Can I sleep on my camping mattress every night?
I am in the Peace Corps and my bed is awful because I get paid $200 a month, I can't buy a new one. I have a NEMO Astro Insulated Sleeping Pad, how long can I sleep on that until it breaks? Also, are there any tips to make it last longer? It is a blow up sleeping pad.
My bed is awful, but because I get paid $200 a month***
- Anonymous7 years agoFavorite Answer
Sure, you can sleep on it. That's why you brought it, right?
I brought lots of things with me into Peace Corps that didn't make it back. There's no way I would have lugged all that stuff to Morocco just to have it sit in a bedroom for 27 months. Even if it didn't last the whole time, I still got use out of it while I could. Nothing lasts forever.
You can take care of your things to try to make them last, but think about it: the whole point of purchasing anything at all is to use it, use it up and wear it out. (Except for those weird people who keep toys in their original packaging in hopes that they might increase in value. They're no fun.)

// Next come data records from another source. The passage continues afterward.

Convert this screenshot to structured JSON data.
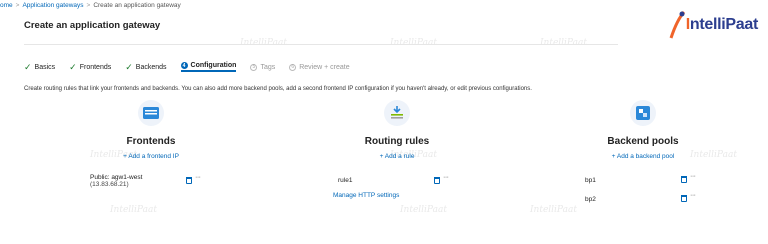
{
  "breadcrumb": {
    "items": [
      "ome",
      "Application gateways",
      "Create an application gateway"
    ]
  },
  "page": {
    "title": "Create an application gateway"
  },
  "logo": {
    "text_prefix": "I",
    "text_rest": "ntelliPaat"
  },
  "watermark": "IntelliPaat",
  "tabs": [
    {
      "label": "Basics",
      "state": "done"
    },
    {
      "label": "Frontends",
      "state": "done"
    },
    {
      "label": "Backends",
      "state": "done"
    },
    {
      "label": "Configuration",
      "state": "active",
      "number": "4"
    },
    {
      "label": "Tags",
      "state": "disabled",
      "number": "5"
    },
    {
      "label": "Review + create",
      "state": "disabled",
      "number": "6"
    }
  ],
  "description": "Create routing rules that link your frontends and backends. You can also add more backend pools, add a second frontend IP configuration if you haven't already, or edit previous configurations.",
  "frontends": {
    "title": "Frontends",
    "add_label": "+ Add a frontend IP",
    "item_name": "Public: agw1-west",
    "item_ip": "(13.83.68.21)"
  },
  "routing": {
    "title": "Routing rules",
    "add_label": "+ Add a rule",
    "item_name": "rule1",
    "manage_label": "Manage HTTP settings"
  },
  "backends": {
    "title": "Backend pools",
    "add_label": "+ Add a backend pool",
    "items": [
      "bp1",
      "bp2"
    ]
  },
  "colors": {
    "accent": "#0067b8",
    "check": "#1e7b2e",
    "logo_blue": "#2c3e8f",
    "logo_orange": "#f0642a"
  }
}
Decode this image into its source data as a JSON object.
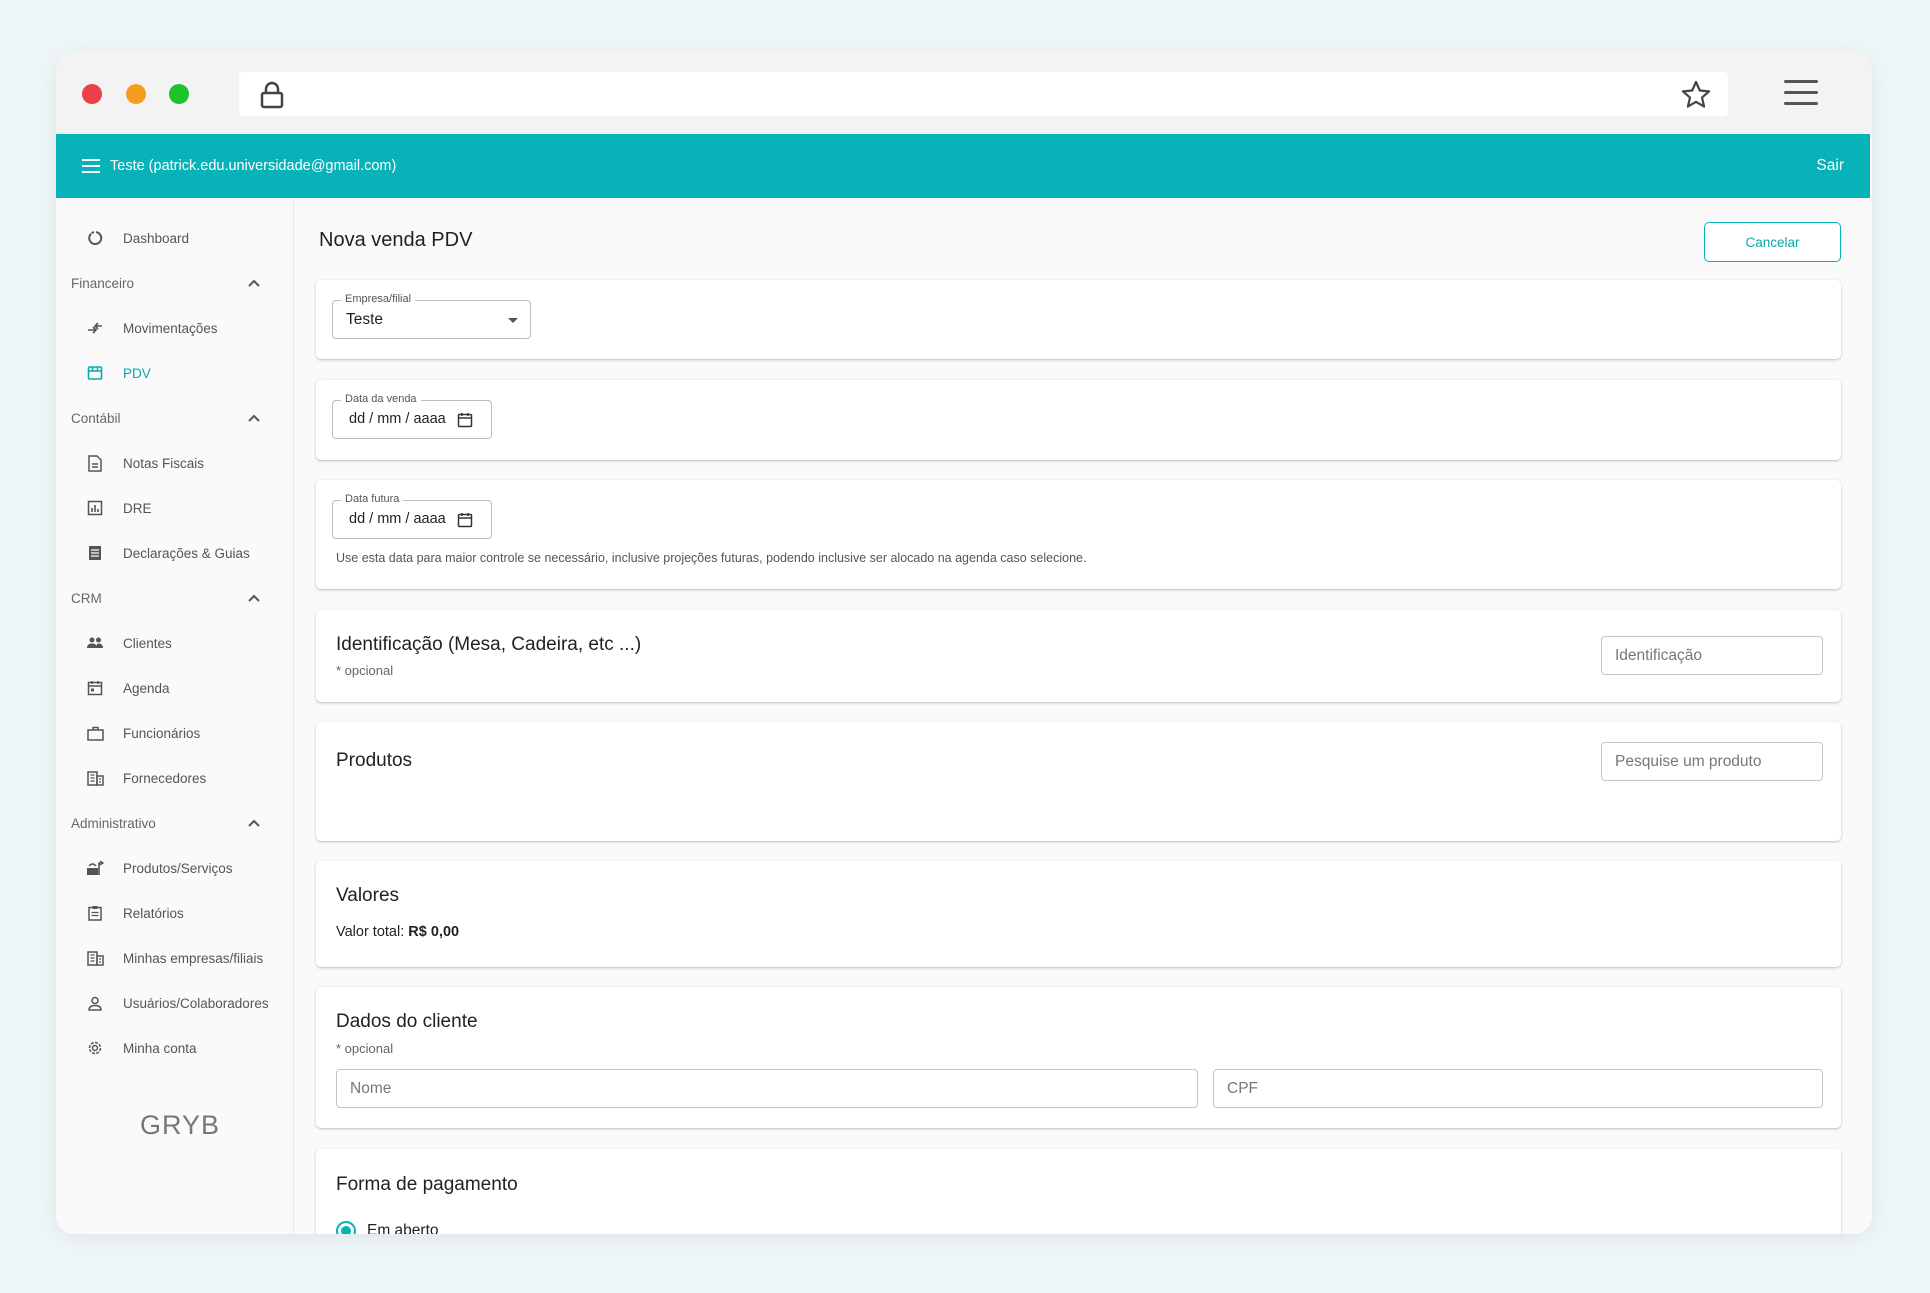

I've never used a blow-up sleeping bag for that long, but if I'd had one in Morocco, I would have just put it in my room and used as a regular mattress. Obviously, I wouldn't stab it with knives, put out cigars on it, raised litters of stay puppies on it, or anything like that. When I left town to go work across the country for a week, I would consider either deflating it or raising it in some way, but that would have been only because I had mice. Essentially, common sense would rule.
But you better believe had I brought it, I would have used it, even if it meant throwing it out full of holes after eight months of blissful nighttime dreams.
You get, IIRC, 80 pounds of checked baggage for Peace Corps. The mattress weighs what, six, eight pounds? That's 8-10 percent of your ENTIRE inventory for Peace Corps. Sleep on the thing!
As it was, my sleeping bag (what my host mom called my "sleep pocket" and had absolutely no understanding of what it was) was a fantastic sleep aid in the winter.
And lugging it back, unused, two years later would have been a waste.
Sweet dreams.Source(s): Peace Corps 07-09
- MountainManLv 77 years ago
I have been through a couple of sleeping pads over the past decade. I sleep every night on a queen-sized air mattress, about $35 at a department store. Your NEMO, $100, should be fairly durable. If it fails, try to get your hands on a full mattress, but it will need a battery-powered or electric outlet air pump to fill.
- chrisLv 77 years ago
it should last indefinitely or 1 day past it's one year warranty. That is just the way things are. What do the locals use? often native methods are better and less costly.